KickScience: Sensors

2012-09-01 01:38:50 -0400

Originally posted on tumblr

The "tricorder" may come sooner via Kickstarter than via the Ansari/Qualcomm tricorder X-prize competition, a variety of well-connected sensors have gotten funding recently. The Public Laboratory Spectrometer is the most recent (still open, until October, but already past 200% funding) project to do optical analysis of materials; what makes it interesting is that it's taking advantage of the cellphone's builtin camera - and that they've already got a community of crowd-sourced observations and presentation tools, and some very close-to-home measurements (baseline measurements of various coffees at Tosci's :-) They've still got a way to go to connect spectra to actual materials, though they've come up with wonderfully clever tricks like using the Mercury lines from ubiquitous CFL bulbs as calibration points. (Backed)

I mentioned the IO Rodeo Educational Colorimeter Kit last week, but forgot to point out that even though they KickStarter is done, the kit is available in their online store along with a bunch of other Science! gear, like optical sensors for measuring the wing-beat rates of flies...

In an entirely different sensing range, we have the Safecast pocket open source radiation sensor - designed by Bunnie and more sensitive than most commonly available devices, with sample logging, USB download, and local display of Alpha/Beta/Gamma events. Designed in response to the Fukushima event, it could also provide interesting data in conjunction with the EPA "Where You Live" program - I happen to live a couple of miles from the Starmet Superfund Site and the more "eyes" watching such things, the better.

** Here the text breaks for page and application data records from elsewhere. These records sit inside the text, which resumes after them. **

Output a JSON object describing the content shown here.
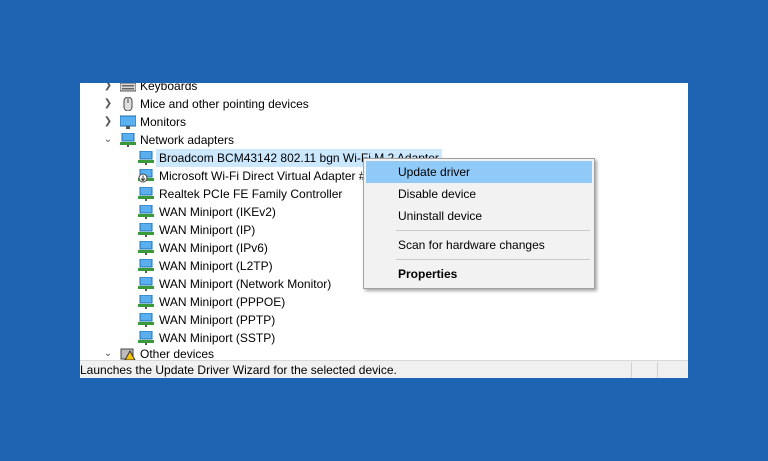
{
  "tree": {
    "categories": [
      {
        "label": "Keyboards",
        "icon": "keyboard-icon",
        "expanded": false
      },
      {
        "label": "Mice and other pointing devices",
        "icon": "mouse-icon",
        "expanded": false
      },
      {
        "label": "Monitors",
        "icon": "monitor-icon",
        "expanded": false
      },
      {
        "label": "Network adapters",
        "icon": "network-adapter-icon",
        "expanded": true
      },
      {
        "label": "Other devices",
        "icon": "warning-device-icon",
        "expanded": true
      }
    ],
    "network_adapters": [
      {
        "label": "Broadcom BCM43142 802.11 bgn Wi-Fi M.2 Adapter",
        "selected": true
      },
      {
        "label": "Microsoft Wi-Fi Direct Virtual Adapter #2"
      },
      {
        "label": "Realtek PCIe FE Family Controller"
      },
      {
        "label": "WAN Miniport (IKEv2)"
      },
      {
        "label": "WAN Miniport (IP)"
      },
      {
        "label": "WAN Miniport (IPv6)"
      },
      {
        "label": "WAN Miniport (L2TP)"
      },
      {
        "label": "WAN Miniport (Network Monitor)"
      },
      {
        "label": "WAN Miniport (PPPOE)"
      },
      {
        "label": "WAN Miniport (PPTP)"
      },
      {
        "label": "WAN Miniport (SSTP)"
      }
    ]
  },
  "context_menu": {
    "update_driver": "Update driver",
    "disable_device": "Disable device",
    "uninstall_device": "Uninstall device",
    "scan_hardware": "Scan for hardware changes",
    "properties": "Properties"
  },
  "status_bar": {
    "text": "Launches the Update Driver Wizard for the selected device."
  },
  "colors": {
    "background": "#1f63b3",
    "selection": "#cce8ff",
    "menu_highlight": "#91c9f7"
  }
}
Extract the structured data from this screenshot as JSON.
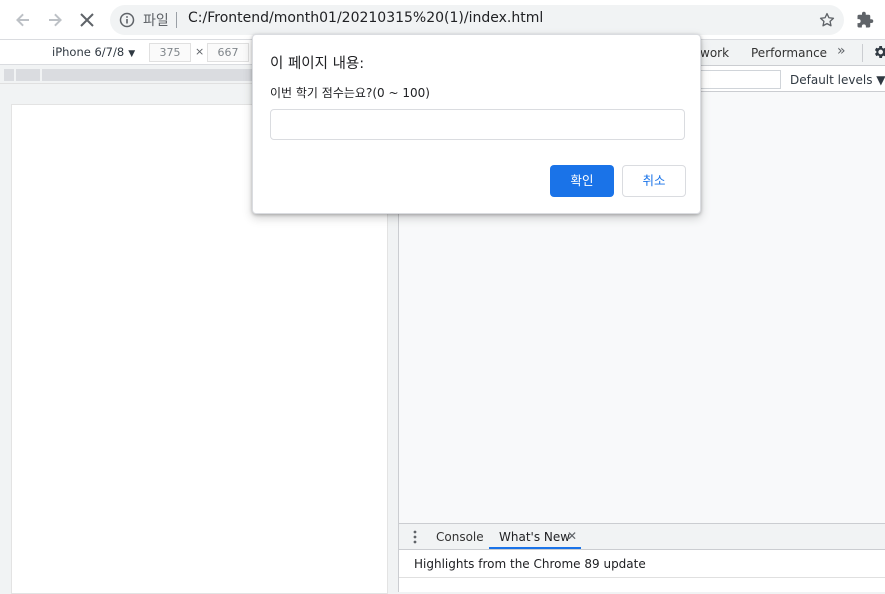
{
  "browser": {
    "omnibox": {
      "chip_label": "파일",
      "url": "C:/Frontend/month01/20210315%20(1)/index.html"
    }
  },
  "device_toolbar": {
    "device": "iPhone 6/7/8",
    "width": "375",
    "height": "667",
    "times": "×"
  },
  "devtools": {
    "tabs": [
      {
        "label": "work"
      },
      {
        "label": "Performance"
      }
    ],
    "more": "»",
    "levels_label": "Default levels ▼",
    "drawer": {
      "tabs": [
        {
          "label": "Console"
        },
        {
          "label": "What's New"
        }
      ],
      "close_glyph": "✕",
      "highlights": "Highlights from the Chrome 89 update"
    }
  },
  "dialog": {
    "title": "이 페이지 내용:",
    "message": "이번 학기 점수는요?(0 ~ 100)",
    "input_value": "",
    "ok_label": "확인",
    "cancel_label": "취소"
  },
  "colors": {
    "accent": "#1a73e8",
    "toolbar_bg": "#ffffff",
    "devtools_bg": "#f1f3f4"
  }
}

Mobile robot platforms using cellphones as the communication link (and local "brain") are almost mundane at this point - adding simple but sophisticated sensors to them enables a lot of interesting environmental science, with locally developed data...